One time I was in southern Illinois in the spring and participating a competition to identify trees. I had no idea what one was and so I just wrote down “the tree with pretty pink flowers.” Of course, that was not the correct answer, and all of the foresters from southern states giggled that us northerners were so clueless to not know such an obvious tree (it was a redbud, and I’ve never forgotten it since). That pretty much sums us my relationship with clouds: I’ve known that there is a difference between the fluffy white clouds and the thick gray ones and the patchy pretty ones that look really nice at sunset—but I could never tell you what they were called (stratus? nimbus? the ones that look like animals… Der…).
But now I know the different clouds… or at least I am learning them, and have a better appreciation for them.
I went to the cottage over the week to continue my tree-cutting project. It was about 20ºF and cloudy, with a bit of lake-effect snow falling. There was a strong wind from, oddly, the southwest that was blowing right in my face as I was cutting trees. It was not the most pleasant day to be out, but I was already at the property and figured I should cut at least one or two trees down. I cut most of the smaller trees already and upgraded to a larger saw for the remaining big trees, so each tree takes longer.
I was cutting down one tree, about 14 inches in diameter. While sawing, I was thinking about how boring it was to saw this tree, about how sluggish I felt, and about how my arms got tired after a few minutes. I stopped to take a break, and looked up to see the sunlight start to peek through the clouds.
I’ve been thinking that lake-effect snow clouds, our most common winter clouds that can cover the sky for days and days, are probably status clouds—the low-lying, formless clouds that are essentially a layer of thick fog only a few thousand feet in the sky. It was nice that the sun was visible at all, a sign that the strong winds were breaking up the cloud layer. I watched the wind move the clouds around a while, the patch of sunlight moving accordingly, and then when back to sawing. When I was ready to leave, the clouds had opened more to allow more beams of sunlight through.

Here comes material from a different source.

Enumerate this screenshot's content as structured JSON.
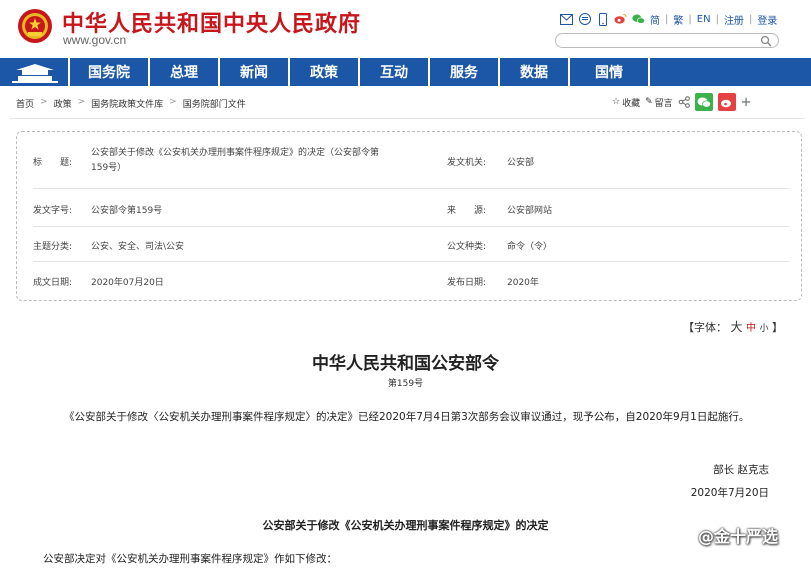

The sky continued to open, and by the time I trudged back to my car, there were even patches of blue sky. The wind and warmer temperatures had changed the clouds. I’m still learning, but I think these new clouds were probably stratocumulus—large, billowly rolls of clouds that are half-way between the thick, shapeless stratus clouds and the cotton balls of white fluff that are cumulus clouds.
During the past few years I’ve really been trying to spend more time appreciating nature (which is really where this blog comes from), and I think one of the biggest changes that I’ve made is that I’m routinely paying more attention to the sky whenever I’m outside, even at night. I spent a lot of time last fall looking at the sky and enjoying the clouds in general, and that was nice. Now I’m looking forward to looking at the clouds with a bit more knowledge, and expecting that I’ll appreciate them even more.